The fight against fraud intensifies: but who’ll take it on?

Most merchants agree tackling online fraud has become more pressing. 74% told us they think it’s more commonplace than it was a year ago. And 55% consider it a growing problem.

The level of concern seems to vary depending on the payment method. At 36%, merchants are most worried about credit card fraud. But cryptocurrencies, mobile apps, prepaid cards and even payment by invoice also have their fair share of doubters, albeit to a lesser extent.

But while merchants may have divergent opinions as to which payment methods are safer than others, they’re certainly united on one point. For 81%, the responsibility for fraud prevention falls fairly and squarely on payment service providers.

Merchants’ lessening tolerance for fraud means security is paramount when picking their payments partner. 59% think it’s the most important factor to consider, trumping reliability and even cost. The problem is that merchants also want the payment process to be as quick as painless as possible, because they’re concerned friction will lose them sales.

Speed vs security: will we ever find a balance?

Online, the tension between speed and security has been playing out for a while. Our 2017 Lost in Transaction reports suggested that customers are more tolerant of friction that previously thought. At the same time, this doesn’t mean they’re prepared to jump through endless hoops in the name of better security.

According to our latest findings, this tension has made its way offline. Merchants in bricks-and-mortar stores also worry about the speed of transactions. And while, at 9%, fraud is much less of a concern than it is online, card declines are seen as a problem, with 23% saying it loses them business.

Moving forward, most merchants will be doubling down on removing friction from the payment process. Yet, interestingly, views seem to differ as to how this will impact the risk of fraud. Online, 52% of merchants agree less friction increases the likelihood of fraud. By contrast, only 26% of offline merchants think frictionless transactions are riskier.

Of course, this could well be due to the different realities in which these merchants operate.

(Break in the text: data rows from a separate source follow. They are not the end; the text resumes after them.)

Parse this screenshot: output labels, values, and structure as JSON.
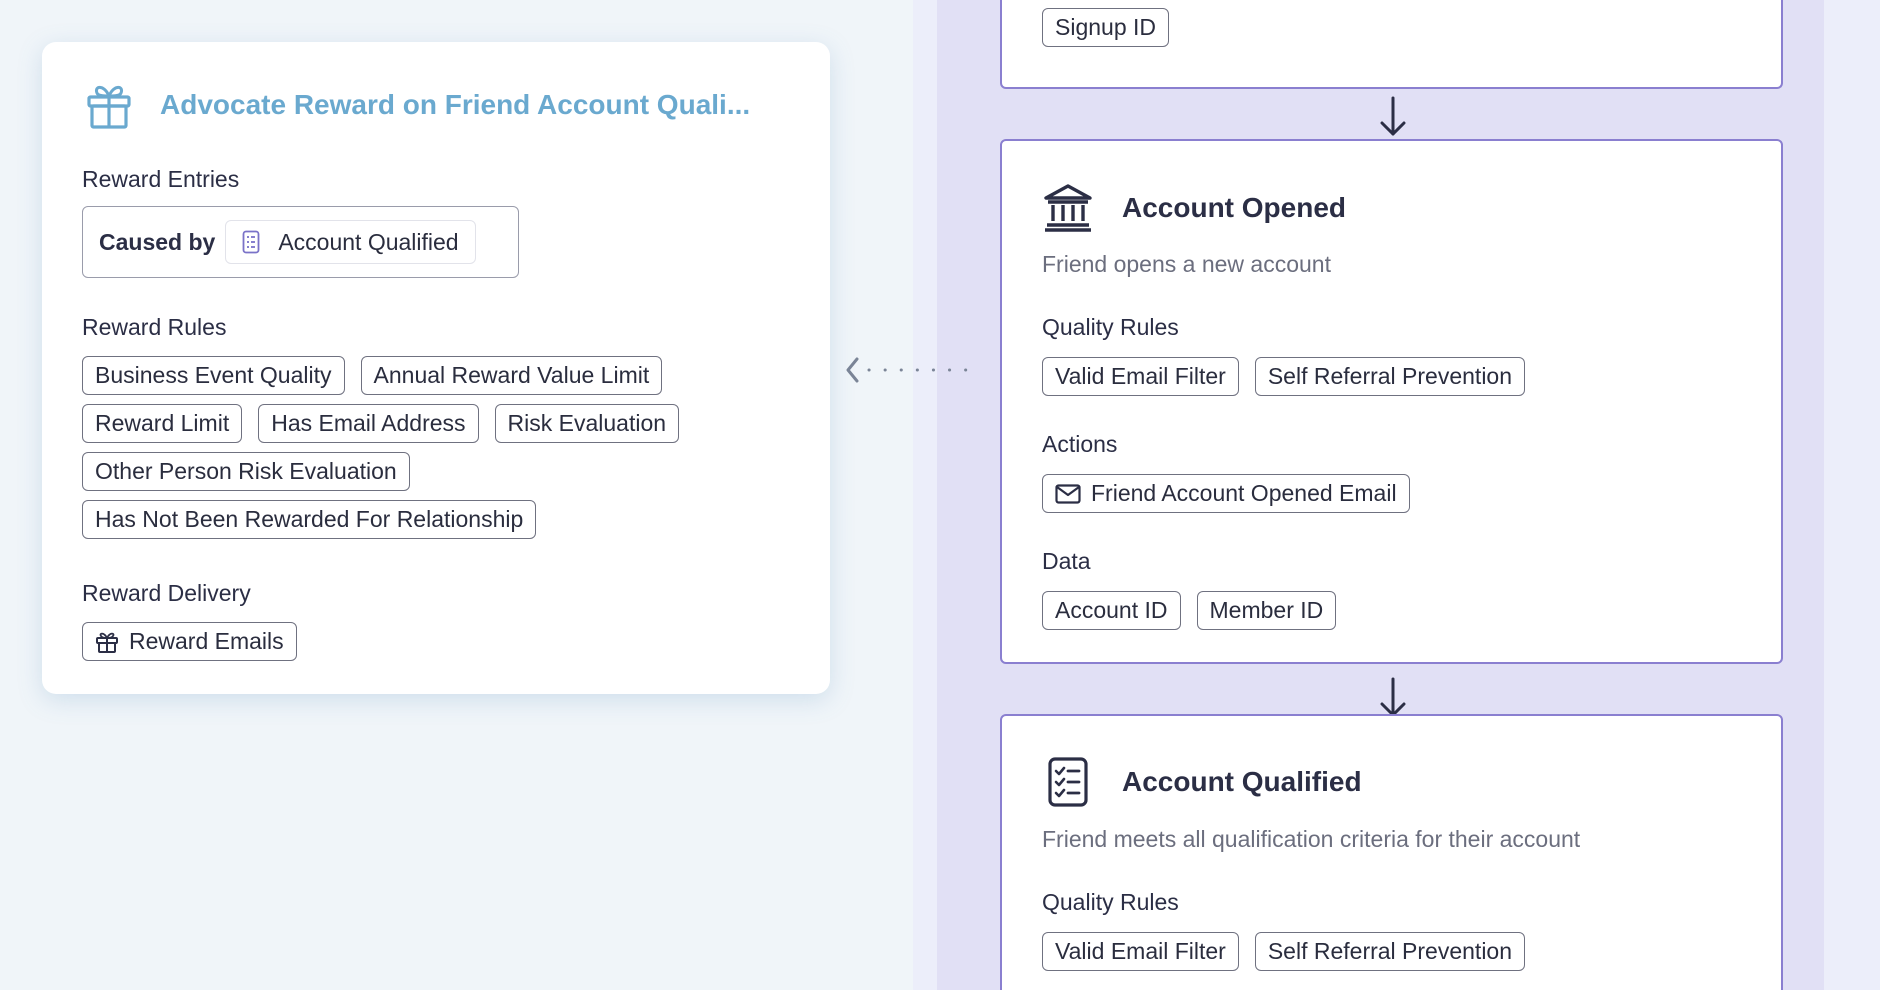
{
  "reward_card": {
    "title": "Advocate Reward on Friend Account Quali...",
    "icon": "gift-icon",
    "entries_label": "Reward Entries",
    "caused_by_label": "Caused by",
    "caused_by_value": "Account Qualified",
    "rules_label": "Reward Rules",
    "rules": [
      "Business Event Quality",
      "Annual Reward Value Limit",
      "Reward Limit",
      "Has Email Address",
      "Risk Evaluation",
      "Other Person Risk Evaluation",
      "Has Not Been Rewarded For Relationship"
    ],
    "delivery_label": "Reward Delivery",
    "delivery_item": "Reward Emails"
  },
  "flow": {
    "top_step": {
      "data_chips": [
        "Signup ID"
      ]
    },
    "account_opened": {
      "icon": "bank-icon",
      "title": "Account Opened",
      "description": "Friend opens a new account",
      "quality_label": "Quality Rules",
      "quality_rules": [
        "Valid Email Filter",
        "Self Referral Prevention"
      ],
      "actions_label": "Actions",
      "actions": [
        "Friend Account Opened Email"
      ],
      "data_label": "Data",
      "data": [
        "Account ID",
        "Member ID"
      ]
    },
    "account_qualified": {
      "icon": "checklist-icon",
      "title": "Account Qualified",
      "description": "Friend meets all qualification criteria for their account",
      "quality_label": "Quality Rules",
      "quality_rules": [
        "Valid Email Filter",
        "Self Referral Prevention"
      ]
    }
  },
  "colors": {
    "accent_title": "#6aa9cf",
    "step_border": "#8a7fd0",
    "lane_bg": "#e1e0f5",
    "page_bg": "#f0f5f9"
  }
}
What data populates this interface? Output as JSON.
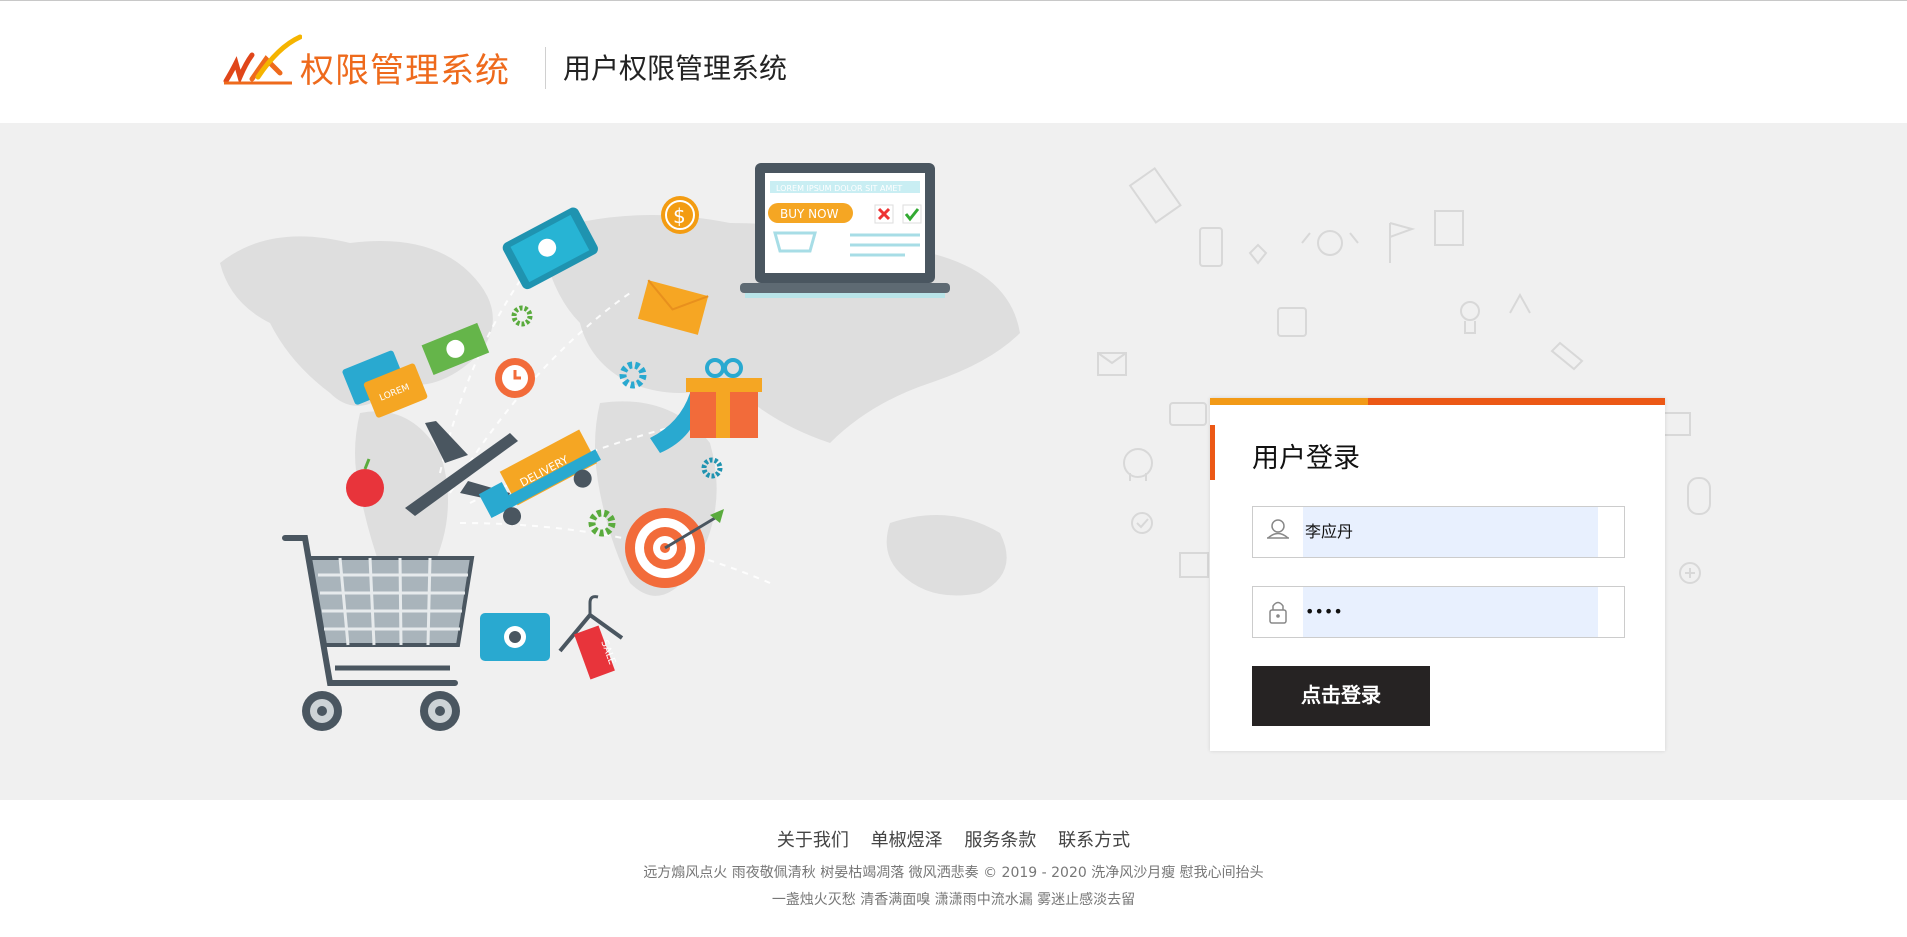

Regardless, there’s no doubt that striking a balance between speed and security will continue to be one of the most important challenges facing merchants in the coming years.

Want more insights on how SMBs plan to stay competitive in 2019 and beyond? Download our latest Lost in Transaction report.